Moreover, Gıyaseddin Cemşid is
famous for his original inventions to solve high-degree numerical equations
approximately. He had also inventions in algebra. He explained taking roots of
any degrees especially in “*Miftah-ül
Hisab*” that was devoted to Ulugh Beg. The Western World invented this 300
years later through Isaac Newton. He accounted the ways of taking roots in “*Miftah-ül Hesab*”. Although, it was
claimed that taking roots by using the “Broom Expansion” which is a formula in
mathematics invented by Newton; Derek Stewart proved in his book named “*Sources of Mathematics*” that Cemsid
invented this method three years before Newton and he was the first person to
solve the “Binomial” equations.

Cemşid computed the correct value of
“Pi” number for its nine first decimal digits (3,1415926535898732) and computed
the sine value of 1 degree arc for the 18 digits of decimal numbers accurately.
The basic formula in trigonometry, which is known as the “El Kashi Equity”, was
developed by him and some basic formula in trigonometry was also named after
him. His inventions on arithmetic and trigonometry might be found in “*Risalet-ül Muhitiyye*” and “*Risalet-ül Veter ve’l Ceyb*”.

He invented the hand calculator and
the decimal fraction, found the approximate solutions for the problems with
inaccurate results, found the perfect logarithm and algorithm and computed the
value of “Pi” number to a high degree of accuracy, as well as invented the hand
calculator. At the same time, he is the person who solved the binomial equation
which is named after Newton. The solution of the equation took place in the
book named *“Miftah el-hisab*” (The Key
to Arithmetic). Cemsid, he is also the writer of a masterpiece on the arithmetic
based on the sexadecimal number system, “*Risale
el-muhitiyye*” (Overall Booklet on the Circle).
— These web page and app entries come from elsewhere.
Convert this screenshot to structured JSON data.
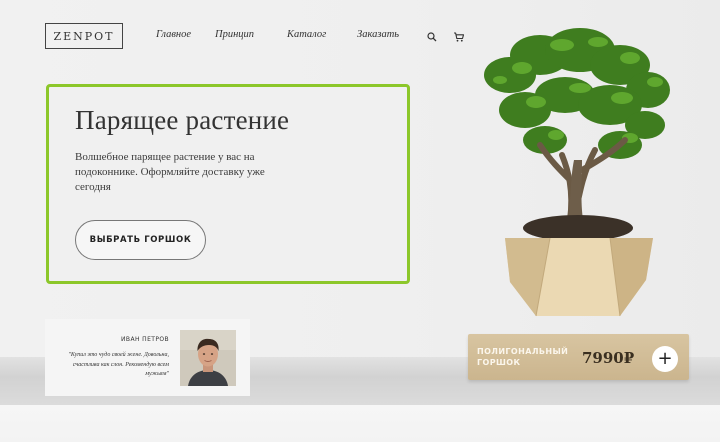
{
  "header": {
    "logo": "ZENPOT",
    "nav": [
      "Главное",
      "Принцип",
      "Каталог",
      "Заказать"
    ],
    "icons": [
      "search-icon",
      "cart-icon"
    ]
  },
  "hero": {
    "title": "Парящее растение",
    "text": "Волшебное парящее растение у вас на подоконнике. Оформляйте доставку уже сегодня",
    "button": "ВЫБРАТЬ ГОРШОК",
    "accent": "#8cc72a"
  },
  "testimonial": {
    "name": "ИВАН ПЕТРОВ",
    "quote": "\"Купил это чудо своей жене. Довольна, счастлива как слон. Рекомендую всем мужьям\""
  },
  "product": {
    "name": "ПОЛИГОНАЛЬНЫЙ ГОРШОК",
    "price": "7990₽",
    "add_label": "+"
  }
}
He has great
contributions to the building of the Semerkand Observatory (1421). He was also
the first director of the observatory. He contributed efforts in preparation of
the “*Zic*” (star charts) of Ulugh Beg
(1394-1449). Citing him, Ulugh Beg said: “*His
works are the perfective of their predecessors*”, *“A person who is able to solve all kind of confusing issues” *and
added that he was known as “Allâme Cemşid” (T.N. Learned Man).

Through his works, he influenced his
colleagues until XVII. Century and drew great attention until XX. century. He
made a distinguished name for himself especially in mathematics on the Western
science world. When we look at the science history between the VIII. and XVI. Centuries,
we realize that he was the most important mathematician and astronomer of the
time. During his time, the astronomy and mathematics developed so much that
European world reached this level around the end of XVII. Century. Gıyaseddin
Cemşid had many works on mathematics and astronomy. His works have been used as
the basic reference guide for long years, especially between XVI. and XVII. Centuries,
by the well-known scientists of the time.

**WORKS**

*Risalet-ül Muhitiyye* (Rules for decimal numbers and the value of Pi number), *Kitab-u Miftah-il-Hisab* (The Key to Calculation:
Five volumes on calculations with integers, calculations for fractional
numbers, calculations for astronomy, calculations for topographical field,
calculation with unknown equations), *Risalet-ül-Kemaliye veya Süllen-üs-Sem’a*
(“Layers of the Sky”: the Determination of Distances and Sizes of the heavenly
bodies, *Kitab-u-Ziye-il-Hakani fi Tekmili Ziye-il-İlhani* (The coordinates
of the stars that are observed on the book of Nasirüddin Tusi’nin
Ziyei’l-İlhani), *Nüzhet-ül-Hadâik* (On
his own discovery Takabül-Menatık which is a telescopic vehicle.)

REFERENCE:
Salih Zeki / Âsâr-ı Bakiye (1329), Aydın Sayılı / Uluğ Bey ve Semerkand’daki
İlim Faaliyeti Hakkında Gıyâsüddîn-i Kâşî'nin Mektubu (1985), Sadettin Ökten /
“Kâşî - Uluğ Bey'in ilmî çevresine mensup
matematikçi ve astronom” (Türkiye Diyanet Vakfı İslam
Ansiklopedisi,
c. 25, s.15,16, 2002), İhsan Işık / Ünlü Bilim Adamları (Türkiye
Ünlüleri Ansiklopedisi, C. 2, 2013) - Encyclopedia of Turkey’s Famous People
(2013).